We propose to obtain 1 orbit NIC-2 images of a sample of the 15 most massive galaxies found at $1 < z < 1.3$. These were culled from over 20, 000 Keck spectra collected as part of DEEP and are unique among high redshift massive galaxy samples in being kinematically selected. We intend to test whether these potentially very young galaxies are likely precursors to massive local disks, assuming no further merging. NIC-2 images provide rest-frame optical morphologies that will show whether they are normal disky systems or instead more disturbed looking objects with multiple subcomponents, mergers, peculiar structure, etc. NIC-2 provides near-IR resolutions sufficient to enable measurements of bulges and disks subcomponents. The near-IR will fill a critical gap in the broad-band SED photometry of the galaxy and its subcomponents to estimate mean stellar ages and stellar masses and to assess whether old stellar bulges and disks are in place at that time. Finally, this sample will yield the first statistically significant results on the $z > 1$ evolution of the Tully-Fisher relation for massive galaxies. In addition, we propose parallel observations with ACS WFC {V and I bands} and WFPC2 {I-band}. These will target up to 700 galaxies at redshifts 0.7 … 1.2 for which the DEEP2 survey has obtained precision redshifts and high-resolution kinematic data. The added HST morphology and color information will allow a variety of detailed studies on dynamical, structural, and photometric evolution of galaxies.

WFPC2 10748

WFPC2 CYCLE 14 Standard Darks

This dark calibration program obtains dark frames every week in order to provide data for the ongoing calibration of the CCD dark current rate, and to monitor and characterize the evolution of hot pixels. Over an extended period these data will also provide a monitor of radiation damage to the CCDs.


Significant Spacecraft Anomalies: (The following are preliminary reports of potential non-nominal performance that will be investigated.)


#10386 OBAD Failed Identification @ 213/06:07:06z

OBAD at 05:56:21 using FHST-1 and FHST-2 showed error corrections of V1 = -64.66, V2 = 13978.37, V3 = -3.62, RSS = 13978.52 arcseconds. Second OBAD at 06:04:16 showed error correction of V1 = -2.61, V2 = 0.26, V3 = 6.01, RSS = 6.56. OBAD success flag (mnemonic GCHACL09) returned to the “no success” state (a value of 1) at 06:13:44. REACQ(2,1,2) at 06:09:25 failed due to Search Radius Limit exceeded on FGS 2 at 06:14:16. Ops Request 17543-2 was performed at 06:15 to dump OBAD tables 369 and 370.

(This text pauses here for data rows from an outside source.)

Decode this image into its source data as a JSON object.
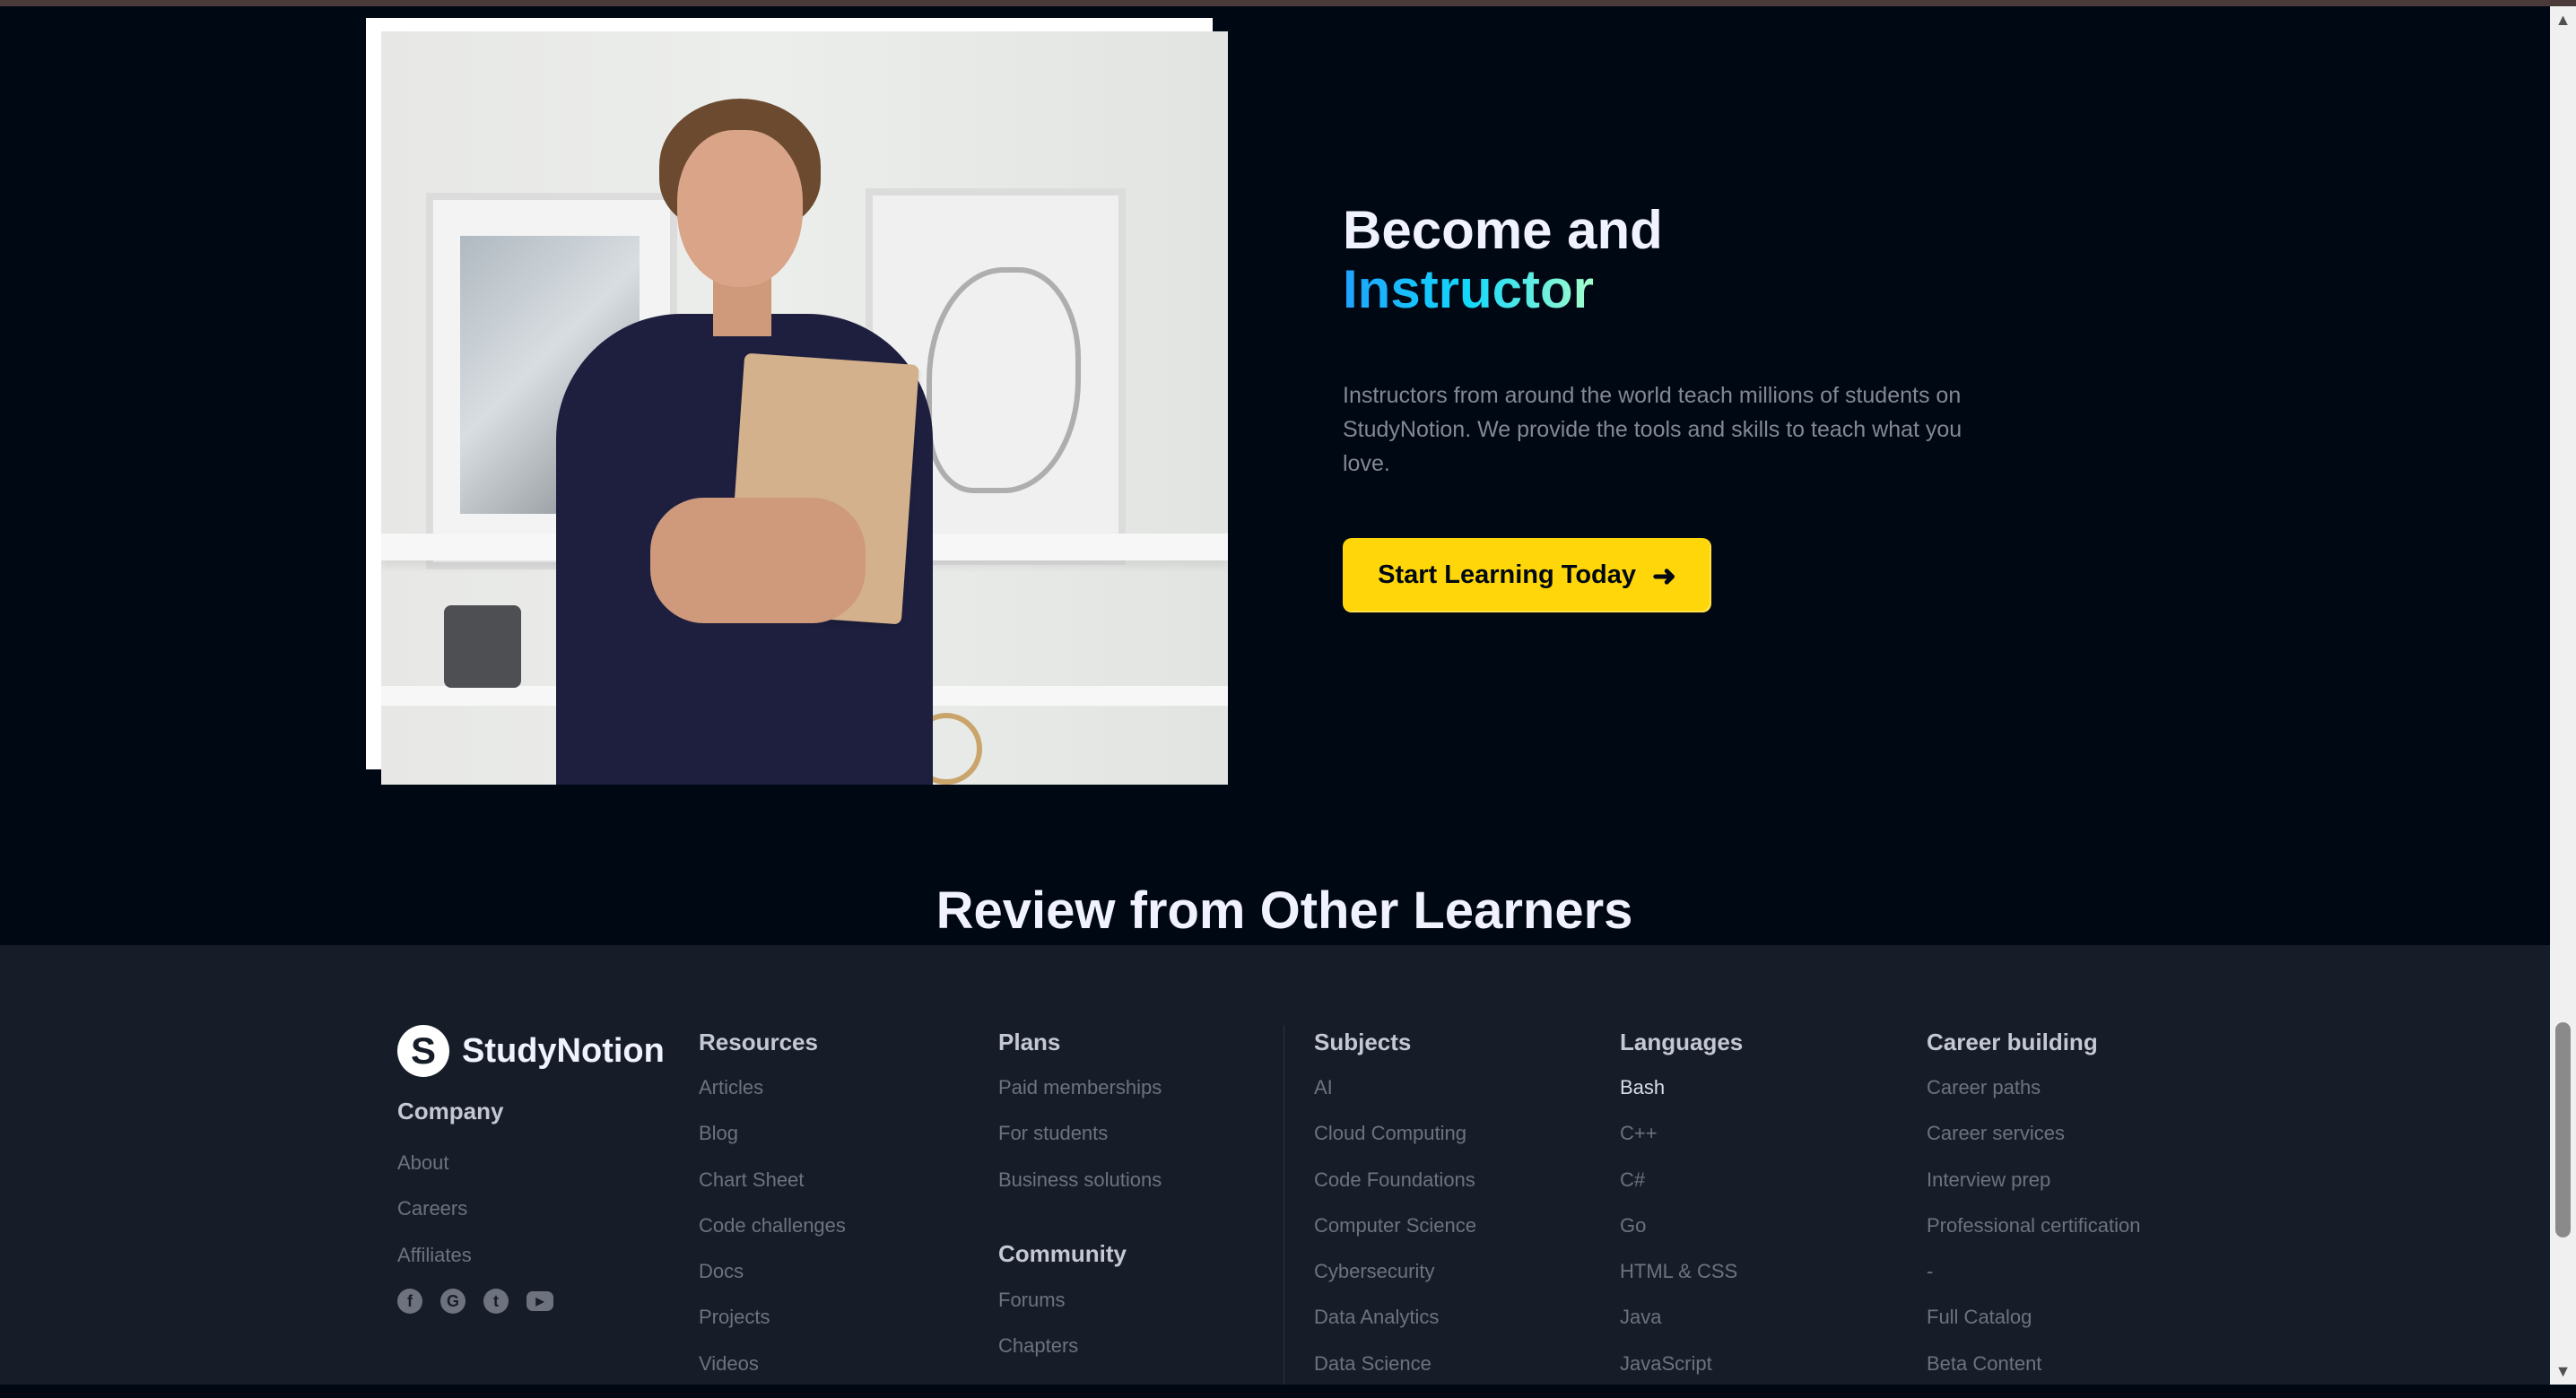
{
  "instructor": {
    "heading_line1": "Become and",
    "heading_highlight": "Instructor",
    "description": "Instructors from around the world teach millions of students on StudyNotion. We provide the tools and skills to teach what you love.",
    "cta_label": "Start Learning Today",
    "cta_icon": "arrow-right-icon"
  },
  "reviews": {
    "title": "Review from Other Learners"
  },
  "footer": {
    "brand": {
      "logo_letter": "S",
      "name": "StudyNotion"
    },
    "company": {
      "title": "Company",
      "links": [
        "About",
        "Careers",
        "Affiliates"
      ]
    },
    "socials": [
      "facebook-icon",
      "google-icon",
      "twitter-icon",
      "youtube-icon"
    ],
    "resources": {
      "title": "Resources",
      "links": [
        "Articles",
        "Blog",
        "Chart Sheet",
        "Code challenges",
        "Docs",
        "Projects",
        "Videos"
      ]
    },
    "plans": {
      "title": "Plans",
      "links": [
        "Paid memberships",
        "For students",
        "Business solutions"
      ]
    },
    "community": {
      "title": "Community",
      "links": [
        "Forums",
        "Chapters"
      ]
    },
    "subjects": {
      "title": "Subjects",
      "links": [
        "AI",
        "Cloud Computing",
        "Code Foundations",
        "Computer Science",
        "Cybersecurity",
        "Data Analytics",
        "Data Science"
      ]
    },
    "languages": {
      "title": "Languages",
      "links": [
        "Bash",
        "C++",
        "C#",
        "Go",
        "HTML & CSS",
        "Java",
        "JavaScript"
      ]
    },
    "career": {
      "title": "Career building",
      "links": [
        "Career paths",
        "Career services",
        "Interview prep",
        "Professional certification",
        "-",
        "Full Catalog",
        "Beta Content"
      ]
    }
  },
  "colors": {
    "background": "#000814",
    "footer": "#161d29",
    "accent_yellow": "#ffd60a",
    "heading": "#f1f2ff",
    "muted": "#838894"
  }
}
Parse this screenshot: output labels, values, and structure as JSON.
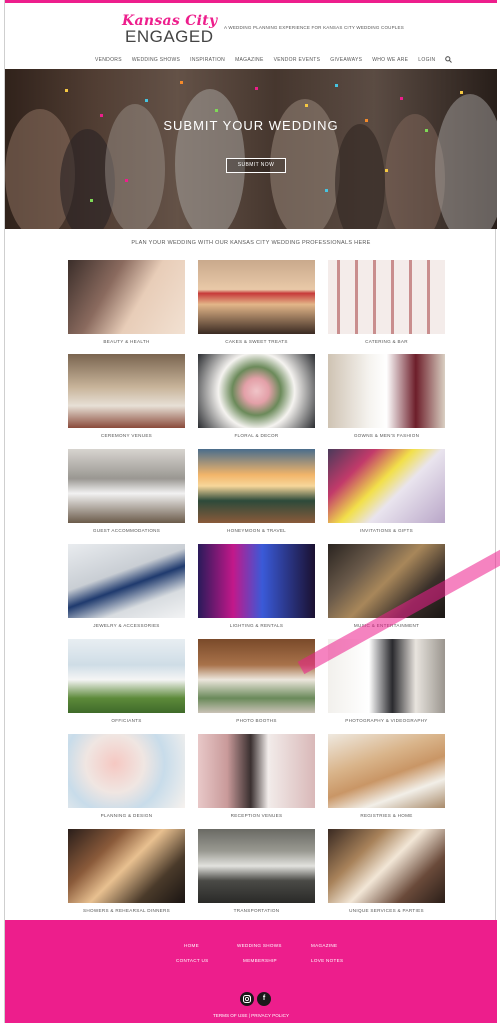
{
  "header": {
    "logo_script": "Kansas City",
    "logo_main": "ENGAGED",
    "tagline": "A WEDDING PLANNING EXPERIENCE FOR KANSAS CITY WEDDING COUPLES",
    "nav": [
      "VENDORS",
      "WEDDING SHOWS",
      "INSPIRATION",
      "MAGAZINE",
      "VENDOR EVENTS",
      "GIVEAWAYS",
      "WHO WE ARE",
      "LOGIN"
    ]
  },
  "hero": {
    "title": "SUBMIT YOUR WEDDING",
    "button": "SUBMIT NOW"
  },
  "intro": "PLAN YOUR WEDDING WITH OUR KANSAS CITY WEDDING PROFESSIONALS HERE",
  "categories": [
    "BEAUTY & HEALTH",
    "CAKES & SWEET TREATS",
    "CATERING & BAR",
    "CEREMONY VENUES",
    "FLORAL & DECOR",
    "GOWNS & MEN'S FASHION",
    "GUEST ACCOMMODATIONS",
    "HONEYMOON & TRAVEL",
    "INVITATIONS & GIFTS",
    "JEWELRY & ACCESSORIES",
    "LIGHTING & RENTALS",
    "MUSIC & ENTERTAINMENT",
    "OFFICIANTS",
    "PHOTO BOOTHS",
    "PHOTOGRAPHY & VIDEOGRAPHY",
    "PLANNING & DESIGN",
    "RECEPTION VENUES",
    "REGISTRIES & HOME",
    "SHOWERS & REHEARSAL DINNERS",
    "TRANSPORTATION",
    "UNIQUE SERVICES & PARTIES"
  ],
  "footer": {
    "links_row1": [
      "HOME",
      "WEDDING SHOWS",
      "MAGAZINE"
    ],
    "links_row2": [
      "CONTACT US",
      "MEMBERSHIP",
      "LOVE NOTES"
    ],
    "legal": "TERMS OF USE | PRIVACY POLICY"
  },
  "icons": {
    "search": "search-icon",
    "instagram": "instagram-icon",
    "facebook": "facebook-icon"
  },
  "colors": {
    "accent": "#ed1e8c",
    "text": "#555555"
  }
}
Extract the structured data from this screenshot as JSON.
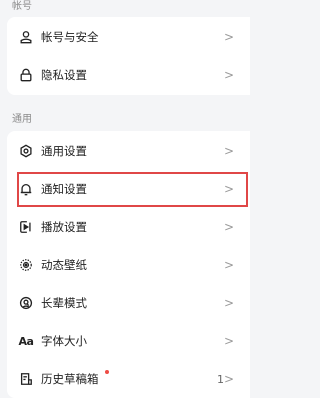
{
  "account_section": {
    "title": "帐号",
    "items": [
      {
        "label": "帐号与安全",
        "icon": "person-icon"
      },
      {
        "label": "隐私设置",
        "icon": "lock-icon"
      }
    ]
  },
  "general_section": {
    "title": "通用",
    "items": [
      {
        "label": "通用设置",
        "icon": "gear-icon"
      },
      {
        "label": "通知设置",
        "icon": "bell-icon"
      },
      {
        "label": "播放设置",
        "icon": "play-settings-icon"
      },
      {
        "label": "动态壁纸",
        "icon": "wallpaper-icon"
      },
      {
        "label": "长辈模式",
        "icon": "elder-mode-icon"
      },
      {
        "label": "字体大小",
        "icon": "font-size-icon",
        "glyph": "Aa"
      },
      {
        "label": "历史草稿箱",
        "icon": "drafts-icon",
        "count": "1"
      }
    ]
  },
  "chevron": ">",
  "colors": {
    "highlight": "#e04747",
    "badge_dot": "#ee4c45"
  }
}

#10387 REACQ(2,1,2) fails, Search Radius Limit on FGS 2 @ 213/06:14:16z

REACQ(2,1,2) at 213/06:09:25 failed due to search radius limit exceeded on FGS 2 at 06:14:16. OBAD at 06:04:16 failed as described in HSTAR 10386. Observation affected: ACS 60.


#17877-0 Secondary Mirror Focus Move @ 212/1447z

#17543-2 Dump OBAD tables after failed OBAD (Generic) @ 213/0615z (HSTAR # 10386)


                          SCHEDULED      SUCCESSFUL 
FGS GSacq                    09              09     
FGS REacq                    05              04 
OBAD with Maneuver       28              27 


Secondary Mirror Focus Move Completed Flash Report

The Secondary Mirror Move focus commanding was successfully completed this morning at 14:47 All of the telemetry verified correctly and the guide star acquisition following the mirror move was successful.

SpaceRef staff editor.